According to modern economics, various ideas that we have established about the world of economics emanates from historical data.
By inspecting the data, an economist forms a view regarding its behavior. As long as the theory seems to explain the data, it continues to be regarded as valid. Once it fails to adequately explain the data it is replaced by a new theory. Note that on this way of thinking a theory is derived from the data.
According to most experts, the sharp increase in the living standards in the western world in the past few hundred years could be attributed to the accumulation of technical knowledge.
This conclusion was reached by observing that for the thousands of years most people lived in great poverty, but since the 18th century there was a massive increase in prosperity, which economists attribute to the sharp increase in technical knowledge.1
Given this way of thinking it is not surprising that Paul Romer, this year’s Nobel Laureate in economics, has concluded that the heart of economic growth is the result of an expansion in technical knowledge.
According to Mises,
Experience of economic history is always the experience of complex phenomena. It can never convey knowledge of the kind the experimenter abstracts from a laboratory experiment.
To make sense of the data an economist must have a theory, which stands on its own feet, and did not originate from the data. By means of a theory, an economist could scrutinize the data and could try to make sense of it.
The key ingredient of such a theory is that it must originate from something real that cannot be refuted. A theory that rests on the foundation that human beings are acting consciously and purposefully fulfills this.
That human beings are acting consciously and purposefully cannot be refuted, for anyone that tries to do this does it consciously and purposefully i.e. he contradicts himself.
Ludwig von Mises, the founder of this approach, labeled this praxeology. By stating that human beings act consciously and purposefully Mises was able to derive the entire body of economics.
The knowledge that human actions are conscious and purposeful allows us to make sense out of historical data. On this Rothbard wrote,
One example that Mises liked to use in his class to demonstrate the difference between two fundamental ways of approaching human behavior was in looking at Grand Central Station behavior during rush hour. The “objective” or “truly scientific” behaviorist, he pointed out, would observe the empirical events: e.g., people rushing back and forth, aimlessly at certain predictable times of day. And that is all he would know. But the true student of human action would start from the fact that all human behavior is purposive, and he would see the purpose is to get from home to the train to work in the morning, the opposite at night, etc. It is obvious which one would discover and know more about human behavior, and therefore which one would be the genuine “scientist”.2

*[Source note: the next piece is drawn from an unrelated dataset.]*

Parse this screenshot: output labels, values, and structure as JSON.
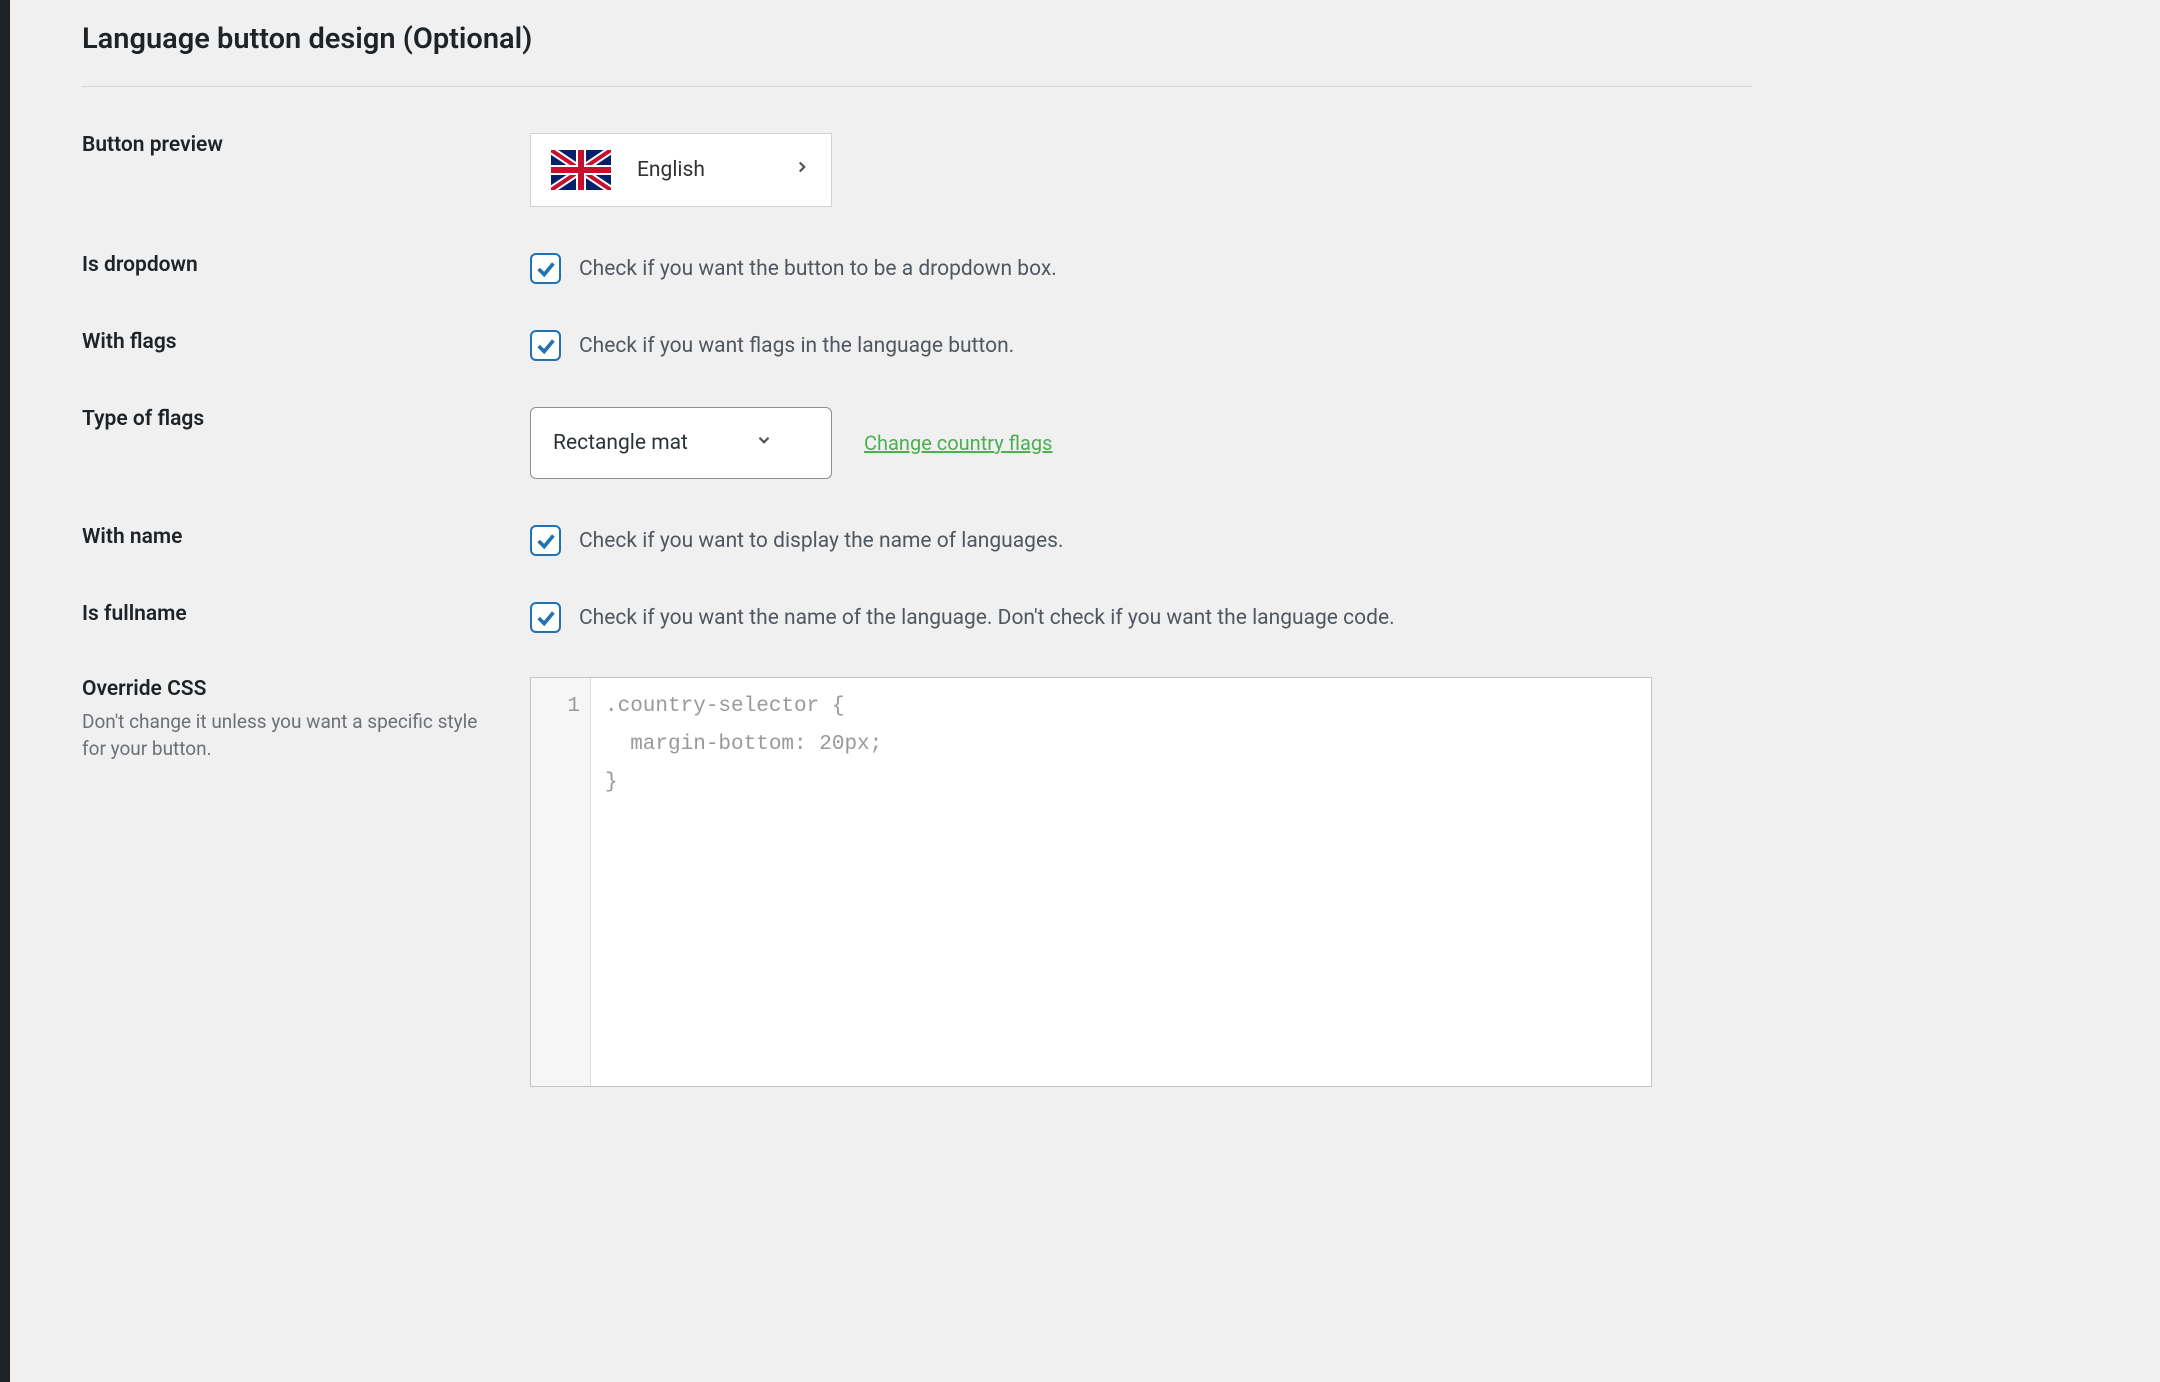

Causes in Economics Originate from Human Beings
That man pursues purposeful actions implies that causes in the world of economics emanate from human beings and not from outside factors.
By looking at historical data without a coherent way of thinking one could fit any theory to provide an explanation of what the heart of economic growth is.

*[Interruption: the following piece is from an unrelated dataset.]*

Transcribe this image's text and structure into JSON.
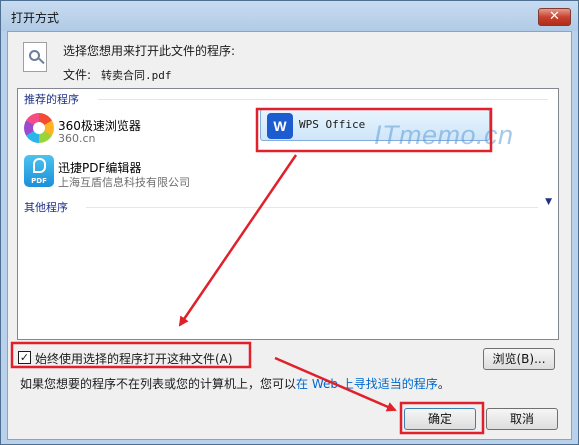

However, if we start from the fact that human beings are operating in the means-ends framework then one is likely to establish that without an expansion in the means of sustenance no sustainable expansion in economic growth is going to emerge.
For instance, to make a particular tool the toolmaker must have an idea of how to make this tool.

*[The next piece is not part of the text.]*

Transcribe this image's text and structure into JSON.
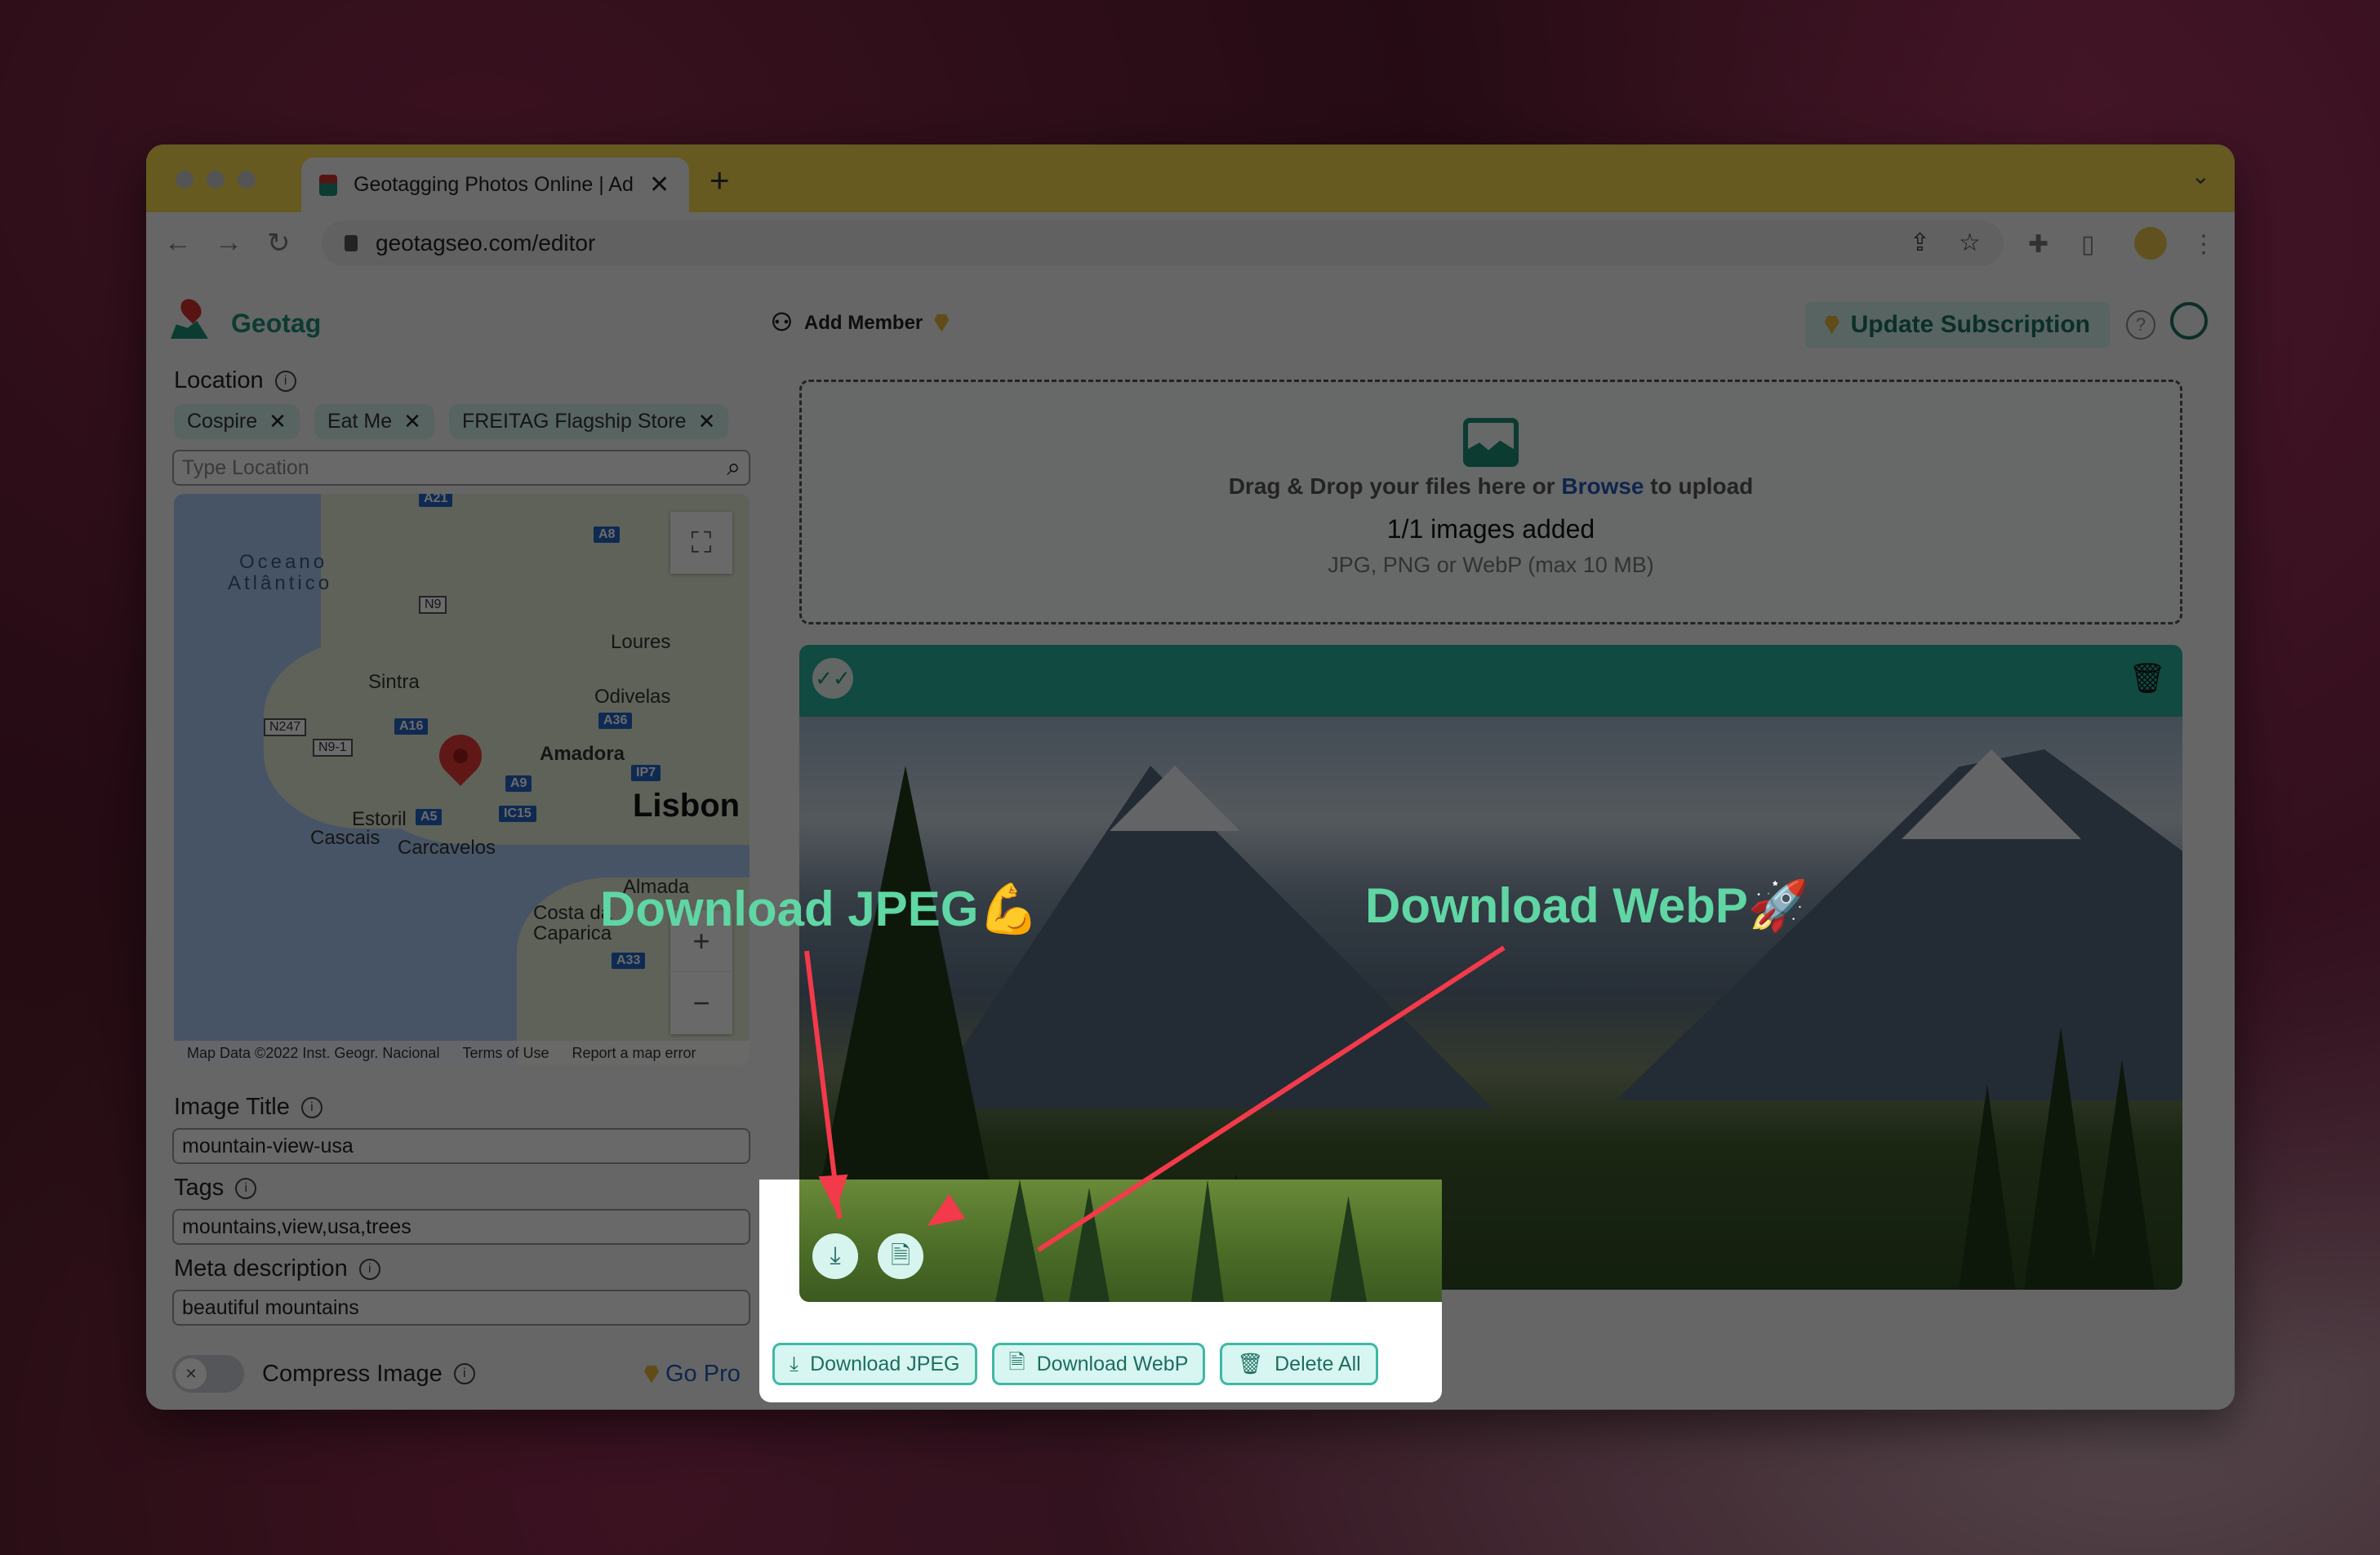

The idea alone however will not be sufficient to produce the tool. Various elements to make the tool must be produced first before it could be assembled.
In the various stages of production i.e. intermediate and final stages, individuals that are employed in these stages must be supported by providing them firstly with final consumer goods, which will sustain them.
The allocation of final consumer goods towards various individuals that are engaged in the various stages of production is what real savings is all about.
Observe that without the allocation of consumer goods towards the individuals in the various stages of production the tool will not be made notwithstanding that the toolmaker has the technical knowledge of how to make the tool.
The fact that the industrial revolution which started in early 18th century was associated with massive economic growth does not imply that the key for this was technical knowledge.
There is no doubt that the emergence of new technological ideas are of great importance, nonetheless without the formation of capital the ideas would have been of little help. There is no doubt that the liberal ideas were an important factor in setting in motion what is called capitalism. The emerged environment that provided the incentive for capital formation also gave rise to technical ideas.
Historical data cannot produce much information about the facts of reality without a theory that “stands on its own feet” and is not derived from the data. Gazing at the data cannot assist an analyst in establishing causes in the world of economics. All that gazing will do is to help describe things. To ascertain the underlying causes one requires an explanation that can be made by a logically worked out theory. The role of historical data in all this is just to illustrate things but not to serve as proof.